» About this exercise
Check each line below for the word "code". Then give only how many lines have it.

===

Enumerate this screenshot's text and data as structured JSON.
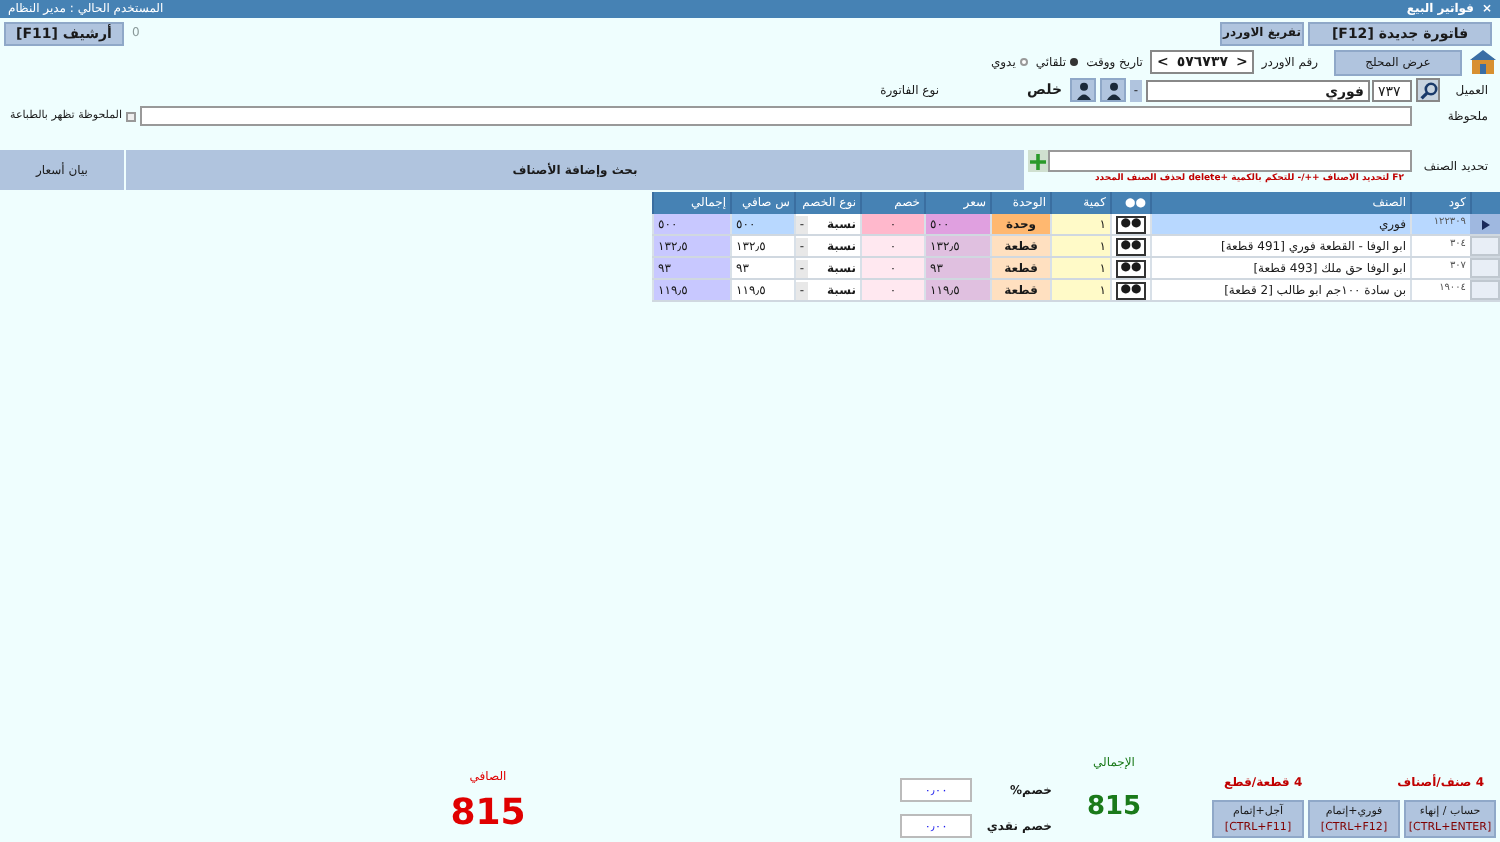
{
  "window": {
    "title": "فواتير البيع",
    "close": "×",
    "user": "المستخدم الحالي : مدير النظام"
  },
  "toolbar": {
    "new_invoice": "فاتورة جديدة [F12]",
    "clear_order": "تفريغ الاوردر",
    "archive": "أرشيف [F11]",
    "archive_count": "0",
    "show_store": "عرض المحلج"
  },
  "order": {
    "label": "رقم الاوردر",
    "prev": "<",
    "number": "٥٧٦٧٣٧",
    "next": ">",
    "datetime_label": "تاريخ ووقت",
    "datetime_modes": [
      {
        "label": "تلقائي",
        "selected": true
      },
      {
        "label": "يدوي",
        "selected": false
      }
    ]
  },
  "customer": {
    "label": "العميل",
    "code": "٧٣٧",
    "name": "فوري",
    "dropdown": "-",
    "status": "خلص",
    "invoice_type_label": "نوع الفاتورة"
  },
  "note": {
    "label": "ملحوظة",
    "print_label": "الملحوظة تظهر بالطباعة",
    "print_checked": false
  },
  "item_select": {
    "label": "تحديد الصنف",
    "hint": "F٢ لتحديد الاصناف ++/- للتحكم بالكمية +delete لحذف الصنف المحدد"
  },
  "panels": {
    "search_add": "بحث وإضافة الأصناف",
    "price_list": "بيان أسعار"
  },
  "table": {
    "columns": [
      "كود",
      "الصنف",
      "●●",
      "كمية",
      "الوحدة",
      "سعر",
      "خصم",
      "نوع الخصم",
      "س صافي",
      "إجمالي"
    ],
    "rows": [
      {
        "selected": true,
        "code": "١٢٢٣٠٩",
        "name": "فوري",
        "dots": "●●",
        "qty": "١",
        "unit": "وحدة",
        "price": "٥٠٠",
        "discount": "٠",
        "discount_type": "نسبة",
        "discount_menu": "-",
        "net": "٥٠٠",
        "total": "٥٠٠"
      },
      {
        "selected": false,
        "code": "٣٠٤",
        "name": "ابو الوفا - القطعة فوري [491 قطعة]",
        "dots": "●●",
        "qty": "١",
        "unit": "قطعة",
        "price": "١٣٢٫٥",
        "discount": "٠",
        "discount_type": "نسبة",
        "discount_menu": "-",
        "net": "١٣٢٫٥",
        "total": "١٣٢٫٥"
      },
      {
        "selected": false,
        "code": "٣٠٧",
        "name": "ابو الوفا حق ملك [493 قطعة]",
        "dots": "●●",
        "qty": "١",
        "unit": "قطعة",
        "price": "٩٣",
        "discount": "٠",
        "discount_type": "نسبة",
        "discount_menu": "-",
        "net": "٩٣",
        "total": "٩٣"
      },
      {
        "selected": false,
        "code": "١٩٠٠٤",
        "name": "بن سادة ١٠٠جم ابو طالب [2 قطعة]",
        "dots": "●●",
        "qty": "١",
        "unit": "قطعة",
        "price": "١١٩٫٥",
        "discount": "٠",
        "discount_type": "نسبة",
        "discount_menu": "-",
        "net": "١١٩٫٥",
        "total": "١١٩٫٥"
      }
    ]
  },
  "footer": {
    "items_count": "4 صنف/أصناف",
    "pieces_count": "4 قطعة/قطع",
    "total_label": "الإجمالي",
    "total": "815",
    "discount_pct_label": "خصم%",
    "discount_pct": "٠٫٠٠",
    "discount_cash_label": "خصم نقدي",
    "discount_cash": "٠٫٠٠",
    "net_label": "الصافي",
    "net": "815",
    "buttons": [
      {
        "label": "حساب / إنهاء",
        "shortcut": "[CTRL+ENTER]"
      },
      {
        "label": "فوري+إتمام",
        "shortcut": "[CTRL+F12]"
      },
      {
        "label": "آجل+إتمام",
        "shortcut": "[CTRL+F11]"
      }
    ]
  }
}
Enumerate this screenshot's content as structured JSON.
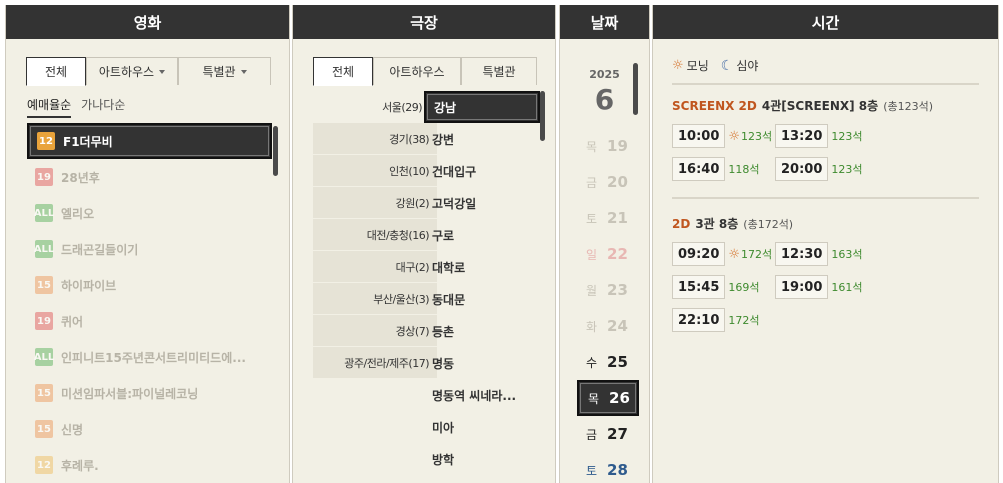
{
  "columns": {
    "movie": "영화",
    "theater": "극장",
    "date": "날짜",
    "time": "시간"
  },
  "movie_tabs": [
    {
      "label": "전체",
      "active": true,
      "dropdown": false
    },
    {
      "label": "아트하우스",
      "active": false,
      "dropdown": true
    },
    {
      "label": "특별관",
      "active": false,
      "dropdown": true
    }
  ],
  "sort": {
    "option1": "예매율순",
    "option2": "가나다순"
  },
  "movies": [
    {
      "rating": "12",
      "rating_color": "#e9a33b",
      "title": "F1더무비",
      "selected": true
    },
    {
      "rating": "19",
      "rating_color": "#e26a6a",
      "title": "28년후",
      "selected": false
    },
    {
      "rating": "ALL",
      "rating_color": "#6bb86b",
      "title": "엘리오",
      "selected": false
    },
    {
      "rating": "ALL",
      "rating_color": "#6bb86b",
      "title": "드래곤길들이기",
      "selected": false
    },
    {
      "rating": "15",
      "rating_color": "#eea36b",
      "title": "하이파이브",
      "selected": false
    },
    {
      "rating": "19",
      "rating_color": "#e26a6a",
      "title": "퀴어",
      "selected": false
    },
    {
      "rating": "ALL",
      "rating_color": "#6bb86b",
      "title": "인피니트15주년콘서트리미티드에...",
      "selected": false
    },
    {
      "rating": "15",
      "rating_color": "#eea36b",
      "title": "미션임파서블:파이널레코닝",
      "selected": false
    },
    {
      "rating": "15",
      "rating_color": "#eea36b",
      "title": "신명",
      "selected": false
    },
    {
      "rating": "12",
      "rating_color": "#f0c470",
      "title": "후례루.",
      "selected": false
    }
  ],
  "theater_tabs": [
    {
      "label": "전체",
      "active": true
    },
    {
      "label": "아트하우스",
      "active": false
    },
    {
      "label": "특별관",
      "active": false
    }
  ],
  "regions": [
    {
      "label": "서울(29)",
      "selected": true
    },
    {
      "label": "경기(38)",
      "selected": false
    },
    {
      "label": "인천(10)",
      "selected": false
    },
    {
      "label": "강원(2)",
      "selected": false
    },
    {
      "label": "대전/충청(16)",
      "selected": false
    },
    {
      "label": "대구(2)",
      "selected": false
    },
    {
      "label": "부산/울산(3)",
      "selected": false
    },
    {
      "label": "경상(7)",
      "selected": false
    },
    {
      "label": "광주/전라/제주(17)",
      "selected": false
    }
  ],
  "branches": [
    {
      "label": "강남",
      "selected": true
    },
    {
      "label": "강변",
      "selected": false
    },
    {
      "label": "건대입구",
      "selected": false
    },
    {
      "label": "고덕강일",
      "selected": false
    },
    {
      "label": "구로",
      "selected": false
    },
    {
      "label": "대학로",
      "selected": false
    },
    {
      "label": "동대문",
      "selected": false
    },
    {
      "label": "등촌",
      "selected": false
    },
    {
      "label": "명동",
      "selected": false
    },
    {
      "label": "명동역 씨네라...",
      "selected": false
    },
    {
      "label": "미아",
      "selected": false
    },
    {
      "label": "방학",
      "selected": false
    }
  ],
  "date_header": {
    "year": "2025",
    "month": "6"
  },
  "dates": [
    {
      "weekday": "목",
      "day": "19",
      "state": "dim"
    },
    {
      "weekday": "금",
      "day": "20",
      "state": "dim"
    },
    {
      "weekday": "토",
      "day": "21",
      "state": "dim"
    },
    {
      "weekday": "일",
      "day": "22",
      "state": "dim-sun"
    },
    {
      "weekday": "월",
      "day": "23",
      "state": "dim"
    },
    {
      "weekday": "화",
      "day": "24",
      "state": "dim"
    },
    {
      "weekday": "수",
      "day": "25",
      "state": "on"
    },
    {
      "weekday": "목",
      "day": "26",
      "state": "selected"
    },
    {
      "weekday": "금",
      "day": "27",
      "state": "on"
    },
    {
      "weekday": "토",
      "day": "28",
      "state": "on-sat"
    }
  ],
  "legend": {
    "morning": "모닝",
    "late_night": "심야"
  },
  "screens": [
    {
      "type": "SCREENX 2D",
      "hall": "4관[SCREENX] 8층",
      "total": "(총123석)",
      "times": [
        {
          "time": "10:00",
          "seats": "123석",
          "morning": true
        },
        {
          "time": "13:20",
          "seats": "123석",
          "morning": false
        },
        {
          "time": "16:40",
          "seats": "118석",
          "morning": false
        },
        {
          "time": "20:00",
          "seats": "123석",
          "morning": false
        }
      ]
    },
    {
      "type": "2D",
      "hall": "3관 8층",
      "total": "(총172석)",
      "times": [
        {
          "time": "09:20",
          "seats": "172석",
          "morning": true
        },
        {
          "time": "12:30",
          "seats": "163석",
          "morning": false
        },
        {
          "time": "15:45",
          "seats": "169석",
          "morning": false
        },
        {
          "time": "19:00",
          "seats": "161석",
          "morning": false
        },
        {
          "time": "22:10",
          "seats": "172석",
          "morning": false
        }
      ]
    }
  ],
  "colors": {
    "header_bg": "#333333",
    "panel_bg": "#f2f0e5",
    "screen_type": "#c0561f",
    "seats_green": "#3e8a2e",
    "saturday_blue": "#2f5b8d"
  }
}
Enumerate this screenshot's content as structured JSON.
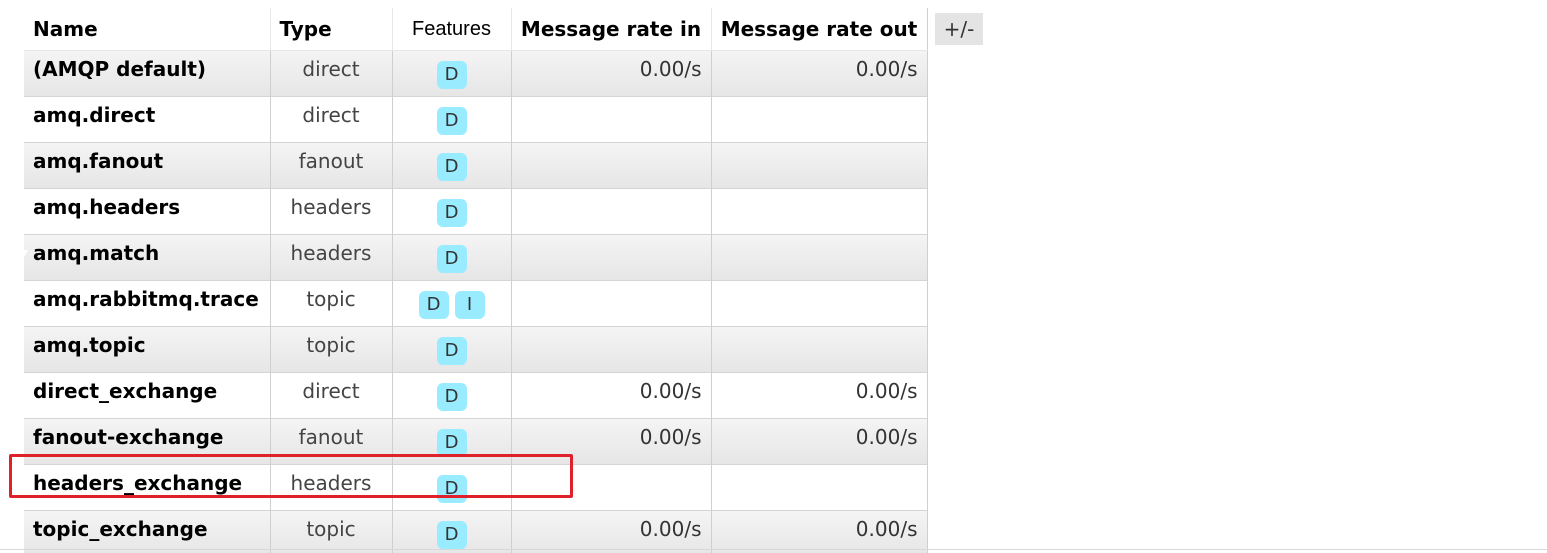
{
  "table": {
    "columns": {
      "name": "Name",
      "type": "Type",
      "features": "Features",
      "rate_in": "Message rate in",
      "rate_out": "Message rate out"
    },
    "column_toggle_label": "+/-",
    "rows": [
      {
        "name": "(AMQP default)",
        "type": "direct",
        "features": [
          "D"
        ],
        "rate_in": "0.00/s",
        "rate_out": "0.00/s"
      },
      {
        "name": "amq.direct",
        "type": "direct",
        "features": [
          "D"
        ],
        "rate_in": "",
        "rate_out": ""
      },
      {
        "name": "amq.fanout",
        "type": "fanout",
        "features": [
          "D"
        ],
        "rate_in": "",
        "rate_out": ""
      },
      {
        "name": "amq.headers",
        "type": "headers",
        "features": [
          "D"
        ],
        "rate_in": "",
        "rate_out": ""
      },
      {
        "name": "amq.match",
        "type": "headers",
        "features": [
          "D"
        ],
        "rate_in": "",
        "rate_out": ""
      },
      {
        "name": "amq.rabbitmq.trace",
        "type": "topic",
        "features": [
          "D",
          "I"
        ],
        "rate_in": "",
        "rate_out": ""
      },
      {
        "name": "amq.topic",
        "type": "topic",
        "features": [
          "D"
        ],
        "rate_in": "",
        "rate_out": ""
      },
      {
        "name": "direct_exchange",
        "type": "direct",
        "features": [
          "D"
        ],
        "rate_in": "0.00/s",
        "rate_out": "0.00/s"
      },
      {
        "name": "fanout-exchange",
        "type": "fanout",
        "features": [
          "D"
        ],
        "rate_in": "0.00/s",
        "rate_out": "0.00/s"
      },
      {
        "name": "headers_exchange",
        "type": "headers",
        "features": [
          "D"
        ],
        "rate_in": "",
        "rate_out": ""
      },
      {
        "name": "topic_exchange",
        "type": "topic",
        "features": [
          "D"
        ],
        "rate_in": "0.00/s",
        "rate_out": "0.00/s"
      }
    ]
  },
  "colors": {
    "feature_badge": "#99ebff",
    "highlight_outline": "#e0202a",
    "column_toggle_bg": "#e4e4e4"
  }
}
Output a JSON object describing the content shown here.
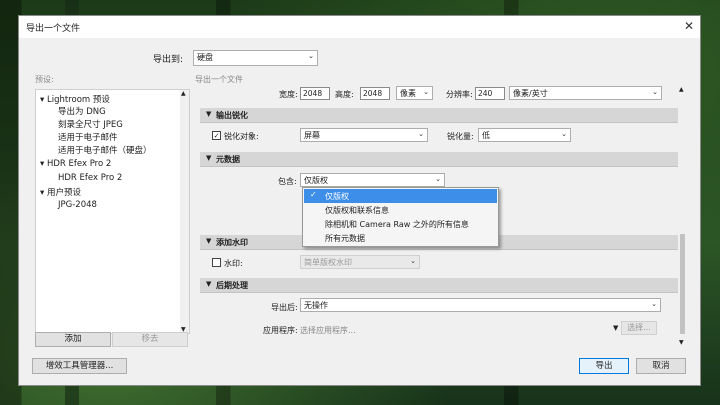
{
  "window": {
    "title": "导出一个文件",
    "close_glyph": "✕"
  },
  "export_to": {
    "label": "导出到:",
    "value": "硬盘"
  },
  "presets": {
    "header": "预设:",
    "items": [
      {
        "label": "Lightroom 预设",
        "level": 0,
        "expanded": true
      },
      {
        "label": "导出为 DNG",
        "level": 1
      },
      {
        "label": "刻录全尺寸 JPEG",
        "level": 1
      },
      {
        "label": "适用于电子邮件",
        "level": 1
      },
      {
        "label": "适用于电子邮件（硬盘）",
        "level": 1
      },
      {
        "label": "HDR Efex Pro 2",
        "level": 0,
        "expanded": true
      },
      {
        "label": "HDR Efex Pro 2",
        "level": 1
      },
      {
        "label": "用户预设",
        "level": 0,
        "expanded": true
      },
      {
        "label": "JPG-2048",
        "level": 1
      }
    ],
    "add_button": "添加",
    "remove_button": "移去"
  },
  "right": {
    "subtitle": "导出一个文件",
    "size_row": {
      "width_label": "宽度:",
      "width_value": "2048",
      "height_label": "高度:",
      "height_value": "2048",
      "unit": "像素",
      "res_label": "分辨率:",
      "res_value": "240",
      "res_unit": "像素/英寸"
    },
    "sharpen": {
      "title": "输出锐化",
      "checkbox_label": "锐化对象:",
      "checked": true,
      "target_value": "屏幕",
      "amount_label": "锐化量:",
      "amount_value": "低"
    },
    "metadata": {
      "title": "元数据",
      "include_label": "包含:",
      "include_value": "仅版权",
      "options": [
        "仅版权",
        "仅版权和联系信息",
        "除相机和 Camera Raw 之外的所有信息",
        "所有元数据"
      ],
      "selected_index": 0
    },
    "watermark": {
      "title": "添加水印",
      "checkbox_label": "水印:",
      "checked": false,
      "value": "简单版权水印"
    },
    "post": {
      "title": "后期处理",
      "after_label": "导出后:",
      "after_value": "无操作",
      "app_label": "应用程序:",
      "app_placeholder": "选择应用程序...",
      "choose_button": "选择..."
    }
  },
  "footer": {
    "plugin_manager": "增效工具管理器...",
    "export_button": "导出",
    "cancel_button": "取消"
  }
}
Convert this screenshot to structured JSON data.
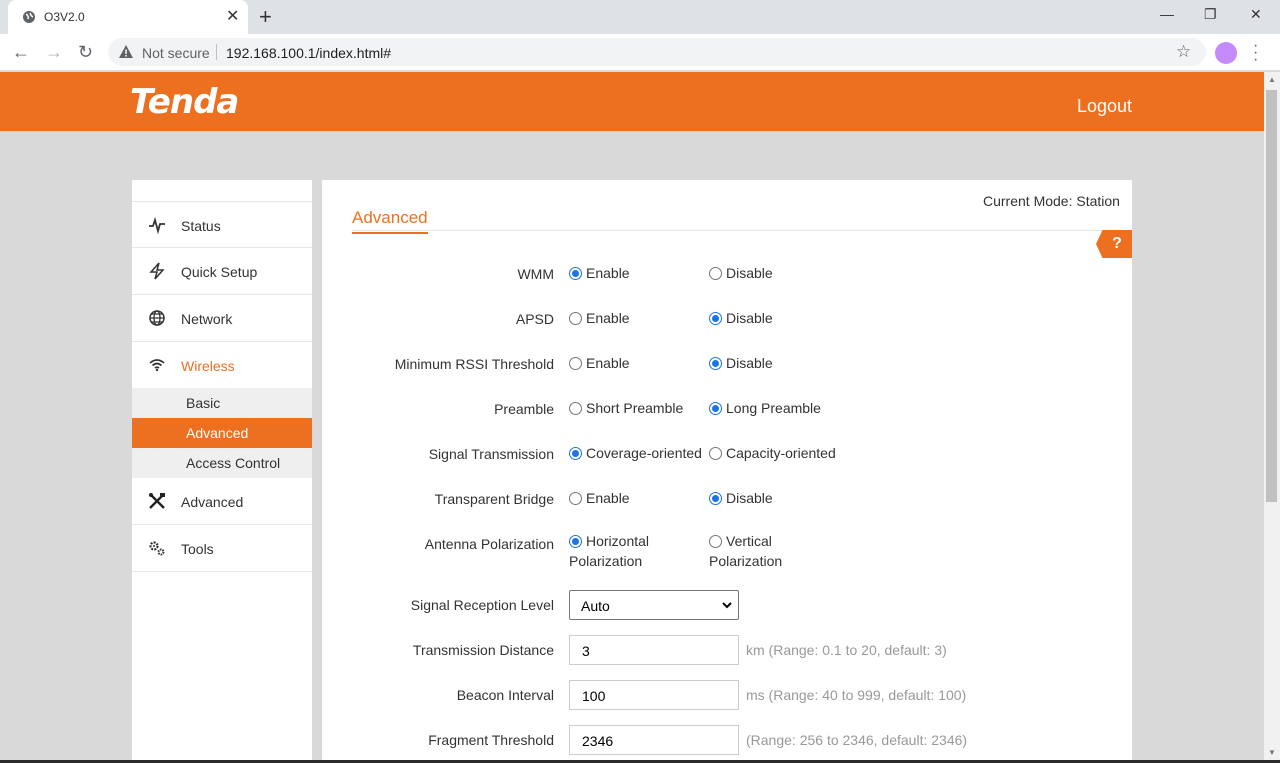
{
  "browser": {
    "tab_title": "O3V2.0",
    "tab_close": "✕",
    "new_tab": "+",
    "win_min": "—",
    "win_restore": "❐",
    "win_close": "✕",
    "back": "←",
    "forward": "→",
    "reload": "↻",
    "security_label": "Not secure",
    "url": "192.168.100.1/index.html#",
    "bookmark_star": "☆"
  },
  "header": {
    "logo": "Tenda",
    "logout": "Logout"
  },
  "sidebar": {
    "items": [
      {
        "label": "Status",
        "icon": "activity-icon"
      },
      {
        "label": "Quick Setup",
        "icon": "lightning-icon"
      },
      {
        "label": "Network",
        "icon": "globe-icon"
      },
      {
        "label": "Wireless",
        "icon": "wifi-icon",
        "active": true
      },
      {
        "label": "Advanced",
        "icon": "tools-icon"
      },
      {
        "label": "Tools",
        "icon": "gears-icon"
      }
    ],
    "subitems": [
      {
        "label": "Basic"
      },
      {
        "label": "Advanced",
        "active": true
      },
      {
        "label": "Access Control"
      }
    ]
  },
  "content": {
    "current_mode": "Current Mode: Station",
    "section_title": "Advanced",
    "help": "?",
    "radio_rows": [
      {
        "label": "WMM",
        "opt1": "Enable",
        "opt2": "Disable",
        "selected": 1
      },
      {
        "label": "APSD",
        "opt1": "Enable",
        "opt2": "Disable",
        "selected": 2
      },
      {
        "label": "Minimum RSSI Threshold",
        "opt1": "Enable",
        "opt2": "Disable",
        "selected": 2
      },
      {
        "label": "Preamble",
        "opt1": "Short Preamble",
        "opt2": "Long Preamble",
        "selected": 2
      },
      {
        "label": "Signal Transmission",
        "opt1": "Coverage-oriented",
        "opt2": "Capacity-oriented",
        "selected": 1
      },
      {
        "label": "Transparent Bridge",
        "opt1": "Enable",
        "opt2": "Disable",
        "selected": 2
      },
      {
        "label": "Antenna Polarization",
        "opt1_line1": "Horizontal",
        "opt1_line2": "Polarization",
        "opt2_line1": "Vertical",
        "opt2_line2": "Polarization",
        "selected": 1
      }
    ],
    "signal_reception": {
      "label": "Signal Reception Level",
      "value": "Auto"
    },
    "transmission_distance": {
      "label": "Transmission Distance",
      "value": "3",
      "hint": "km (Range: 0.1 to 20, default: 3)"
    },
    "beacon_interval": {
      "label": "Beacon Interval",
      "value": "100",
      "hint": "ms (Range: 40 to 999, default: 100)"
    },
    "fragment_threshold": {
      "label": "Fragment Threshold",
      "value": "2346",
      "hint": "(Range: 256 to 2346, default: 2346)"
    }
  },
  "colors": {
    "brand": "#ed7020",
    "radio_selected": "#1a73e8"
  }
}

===

» Problem solution
5